17. This metric is the rent-inclusive payment-to-income ratio from Chang, Hsu, Pack, and Palumbo (2018), which is the ratio of all required payments on debt, rent, leased autos, and real estate taxes and fees to pre-tax income. We look at families with positive income. Return to text
18. Rents rose considerably between the 2019 and 2022 survey, but interest rates had only begun to rise in early 2022, once the SCF was already in the field. That said, many debt obligations like mortgages are fixed-rate contracts. Many homeowners refinanced in 2020 and 2021 when rates were low, and will continue to enjoy low payments even as rates have risen. Return to text
19. Consistent with our results on payment-to-income ratios, Haughwout, Lee, Mangrum, Scally, and van der Klaauw (2023) find that delinquency rates began to return to pre-pandemic levels in late 2022, after dipping due to pandemic-related relief programs. Debt and rent payments in the SCF are recorded as of the time of the interview, which was in 2022 for most families but early 2023 for some. Return to text
20. When grouping families by actual income instead of usual income a similar pattern emerges. These facts are despite an overall increase in both usual and actual income across the respective distributions. Return to text
21. Families are asked whether they have a good idea of family income in the next year, and also whether they usually have a good idea of family income in the next year. Figure 10 shows the share of families of each race and ethnicity that reported they did not have a good sense of income next year. The share of families that reported they usually did not have a good sense follows similar patterns—a small increase for White families, with larger increases for non-White families. Return to text

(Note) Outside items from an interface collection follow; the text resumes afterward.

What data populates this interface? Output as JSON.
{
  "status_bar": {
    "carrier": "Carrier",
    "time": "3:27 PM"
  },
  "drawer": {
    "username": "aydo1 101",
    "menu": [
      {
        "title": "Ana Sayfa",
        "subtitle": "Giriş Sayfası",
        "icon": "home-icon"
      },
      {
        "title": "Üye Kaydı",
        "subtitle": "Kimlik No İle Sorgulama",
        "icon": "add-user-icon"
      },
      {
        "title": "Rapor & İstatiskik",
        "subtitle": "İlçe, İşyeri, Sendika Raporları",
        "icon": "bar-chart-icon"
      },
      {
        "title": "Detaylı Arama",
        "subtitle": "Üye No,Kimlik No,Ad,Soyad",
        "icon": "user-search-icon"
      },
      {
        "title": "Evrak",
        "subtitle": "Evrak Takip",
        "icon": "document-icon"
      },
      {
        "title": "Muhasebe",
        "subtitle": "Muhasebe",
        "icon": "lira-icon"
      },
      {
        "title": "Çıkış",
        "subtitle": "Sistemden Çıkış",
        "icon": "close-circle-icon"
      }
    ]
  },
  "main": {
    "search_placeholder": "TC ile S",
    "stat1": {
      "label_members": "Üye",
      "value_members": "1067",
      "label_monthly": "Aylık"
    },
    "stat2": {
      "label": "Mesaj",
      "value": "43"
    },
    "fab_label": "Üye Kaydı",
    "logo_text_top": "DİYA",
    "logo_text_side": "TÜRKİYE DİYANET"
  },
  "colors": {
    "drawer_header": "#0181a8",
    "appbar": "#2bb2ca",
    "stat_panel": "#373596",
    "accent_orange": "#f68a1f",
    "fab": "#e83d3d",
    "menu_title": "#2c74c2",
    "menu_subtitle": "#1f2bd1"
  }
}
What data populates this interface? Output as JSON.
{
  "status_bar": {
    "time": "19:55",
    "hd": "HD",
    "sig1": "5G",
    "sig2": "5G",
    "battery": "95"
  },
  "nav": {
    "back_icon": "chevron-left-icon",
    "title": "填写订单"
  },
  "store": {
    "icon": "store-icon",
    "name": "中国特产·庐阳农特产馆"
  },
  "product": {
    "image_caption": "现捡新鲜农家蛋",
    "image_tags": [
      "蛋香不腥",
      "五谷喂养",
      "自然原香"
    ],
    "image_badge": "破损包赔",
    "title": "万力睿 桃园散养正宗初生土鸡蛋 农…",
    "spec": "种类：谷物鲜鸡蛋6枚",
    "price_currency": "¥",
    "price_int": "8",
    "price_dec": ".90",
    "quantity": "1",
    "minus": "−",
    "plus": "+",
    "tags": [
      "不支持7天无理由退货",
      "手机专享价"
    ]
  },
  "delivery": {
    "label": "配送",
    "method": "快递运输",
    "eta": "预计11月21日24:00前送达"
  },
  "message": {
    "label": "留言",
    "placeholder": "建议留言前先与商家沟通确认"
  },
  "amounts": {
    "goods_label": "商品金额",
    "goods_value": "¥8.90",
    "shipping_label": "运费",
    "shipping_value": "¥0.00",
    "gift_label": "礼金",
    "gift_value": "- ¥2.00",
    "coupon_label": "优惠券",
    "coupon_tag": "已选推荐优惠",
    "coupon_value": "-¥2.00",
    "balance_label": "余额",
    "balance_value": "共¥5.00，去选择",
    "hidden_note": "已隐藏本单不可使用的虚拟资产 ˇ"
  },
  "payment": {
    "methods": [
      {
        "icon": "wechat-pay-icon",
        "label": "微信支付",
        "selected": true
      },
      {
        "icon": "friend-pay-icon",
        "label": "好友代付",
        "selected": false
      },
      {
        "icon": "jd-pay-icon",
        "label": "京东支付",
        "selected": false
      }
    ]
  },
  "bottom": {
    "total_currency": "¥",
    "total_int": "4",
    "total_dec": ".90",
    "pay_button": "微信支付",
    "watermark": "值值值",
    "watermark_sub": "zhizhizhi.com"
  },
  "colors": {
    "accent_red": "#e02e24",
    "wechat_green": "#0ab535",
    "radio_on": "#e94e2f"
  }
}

22. The SCF also asks whether families expect their income to go up more, less, or the same as inflation over the next year and over a five year horizon. Families of all races and ethnicities were less likely to think their income would at least keep up with inflation, though White families were particularly melancholy. The share of White families that expected their income would fall behind inflation over the next five years nearly doubled between 2019 and 2022—from 22.0 percent to 52.6 percent—a record high in the SCF. The share of Hispanic and other families that said that they did not expect their income to at least keep up also more than doubled to their own record highs. The share for Black families also rose sharply from 15.9 percent in 2019 to 27.7 percent in 2022, close to the levels seen around the Global Financial Crisis. Return to text
23. For example, see Thompson (2022); Pew Research Center (2023). The University of Michigan's Surveys of Consumers, which measures consumer sentiment, also indicated a low point for consumer sentiment in mid-2022 that had not yet recovered to earlier highs in sentiment by early-2023, which was the time period that the 2022 SCF data were collected (University of Michigan, 2023). Return to text
24. The SCF asks families whether they expect the economy next year to be better, worse, or the same as it is at the time of the interview. Analogously, the SCF also asks families whether the economy over the next five years will be better, worse, or the same as the previous five years. We show expectations over a five-year horizon in the text. Results hold at a one-year horizon as well. Return to text
Aladangady, Aditya, Andrew C. Chang, and Jacob Krimmel (2023). "Greater Wealth, Greater Uncertainty: Changes in Racial Inequality in the Survey of Consumer Finances," FEDS Notes. Washington: Board of Governors of the Federal Reserve System, October 18, 2023, https://doi.org/10.17016/2380-7172.3405.
Disclaimer: FEDS Notes are articles in which Board staff offer their own views and present analysis on a range of topics in economics and finance. These articles are shorter and less technically oriented than FEDS Working Papers and IFDP papers.